## PROBLEM
Would you print the records below word for word, without the pictures?

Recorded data

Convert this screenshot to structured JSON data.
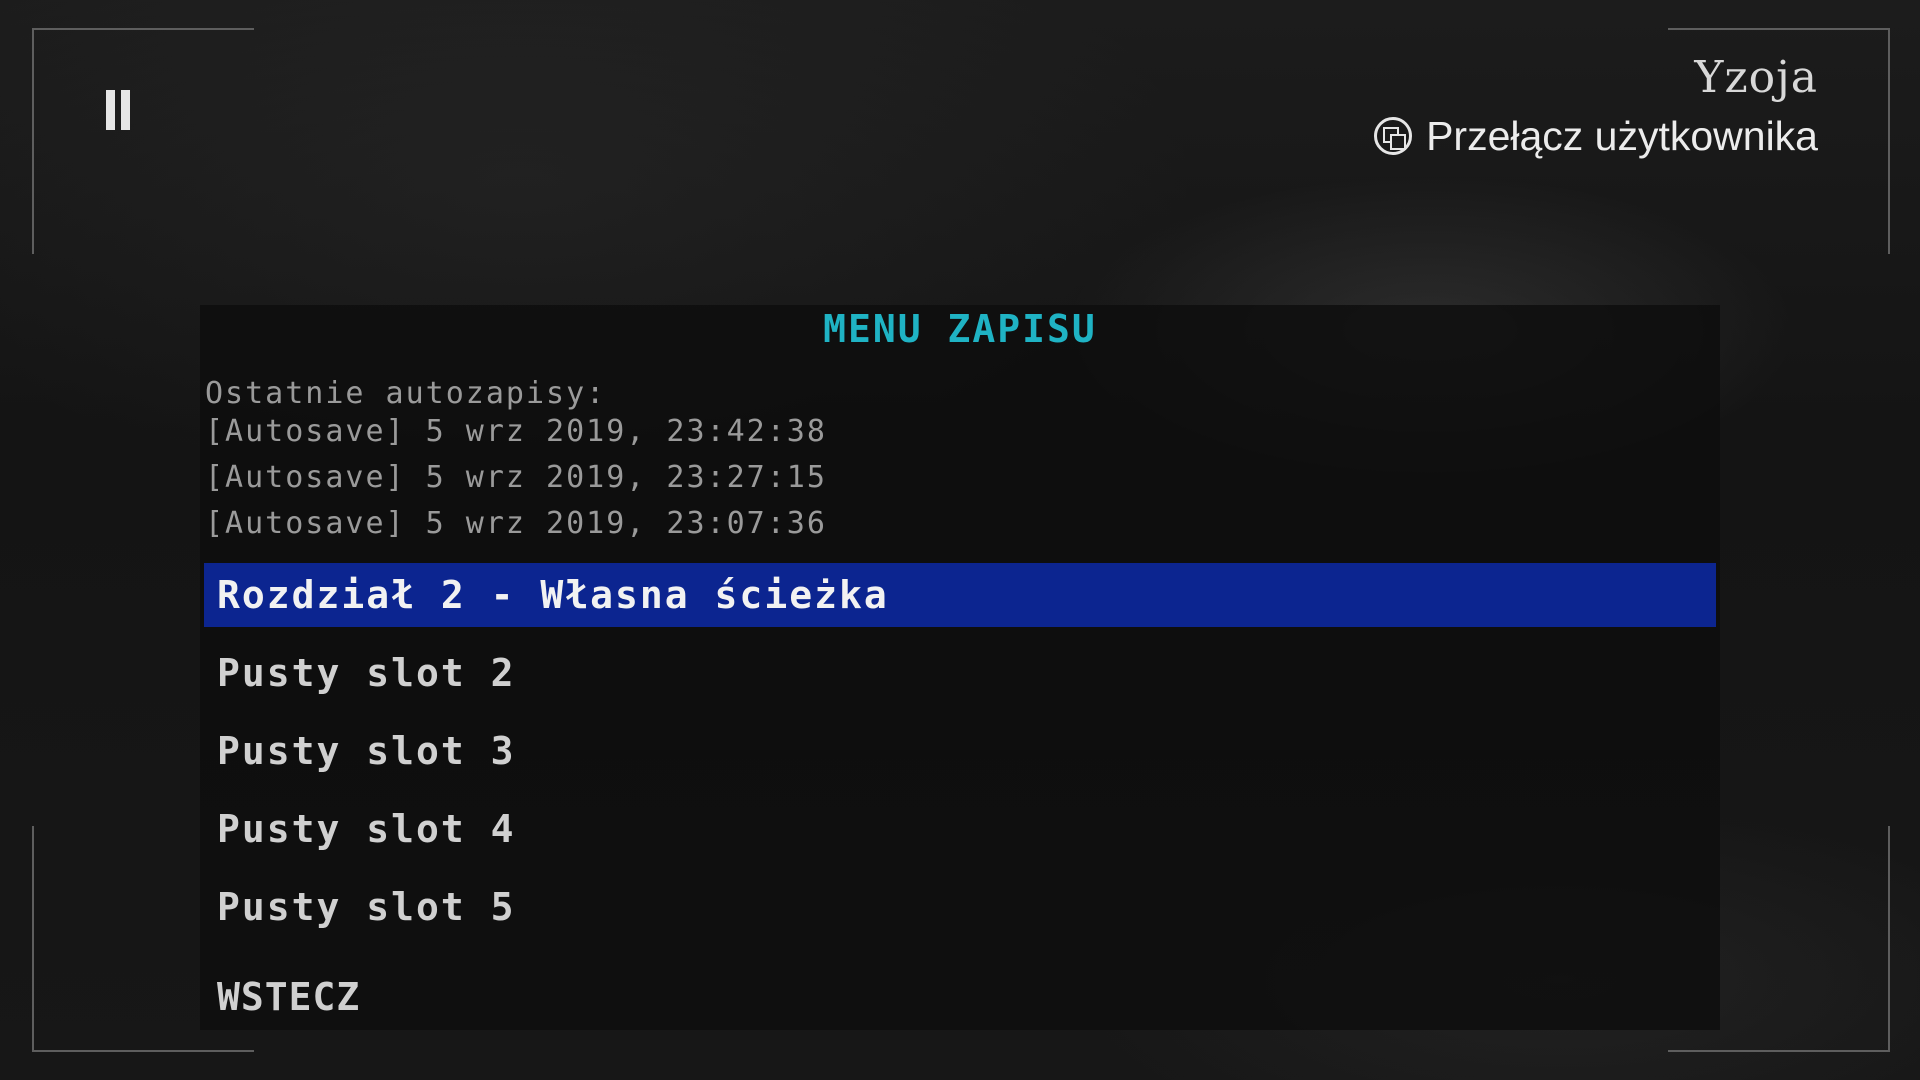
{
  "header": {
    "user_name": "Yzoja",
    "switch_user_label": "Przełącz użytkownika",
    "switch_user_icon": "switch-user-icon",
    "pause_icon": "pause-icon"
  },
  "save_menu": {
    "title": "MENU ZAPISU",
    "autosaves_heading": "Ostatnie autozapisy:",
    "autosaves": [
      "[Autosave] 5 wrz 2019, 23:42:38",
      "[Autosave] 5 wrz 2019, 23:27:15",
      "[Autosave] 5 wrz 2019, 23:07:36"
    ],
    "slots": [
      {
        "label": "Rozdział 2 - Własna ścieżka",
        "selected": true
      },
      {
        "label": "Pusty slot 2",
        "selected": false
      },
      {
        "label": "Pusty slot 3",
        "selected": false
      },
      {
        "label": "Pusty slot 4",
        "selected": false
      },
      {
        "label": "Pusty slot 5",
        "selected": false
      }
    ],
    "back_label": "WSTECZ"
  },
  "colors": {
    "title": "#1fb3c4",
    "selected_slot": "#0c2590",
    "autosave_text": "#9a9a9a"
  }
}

## ANSWER TO THE PROBLEM
Convert this screenshot to structured JSON data.
{
  "header": {
    "user_name": "Yzoja",
    "switch_user_label": "Przełącz użytkownika",
    "switch_user_icon": "switch-user-icon",
    "pause_icon": "pause-icon"
  },
  "save_menu": {
    "title": "MENU ZAPISU",
    "autosaves_heading": "Ostatnie autozapisy:",
    "autosaves": [
      "[Autosave] 5 wrz 2019, 23:42:38",
      "[Autosave] 5 wrz 2019, 23:27:15",
      "[Autosave] 5 wrz 2019, 23:07:36"
    ],
    "slots": [
      {
        "label": "Rozdział 2 - Własna ścieżka",
        "selected": true
      },
      {
        "label": "Pusty slot 2",
        "selected": false
      },
      {
        "label": "Pusty slot 3",
        "selected": false
      },
      {
        "label": "Pusty slot 4",
        "selected": false
      },
      {
        "label": "Pusty slot 5",
        "selected": false
      }
    ],
    "back_label": "WSTECZ"
  },
  "colors": {
    "title": "#1fb3c4",
    "selected_slot": "#0c2590",
    "autosave_text": "#9a9a9a"
  }
}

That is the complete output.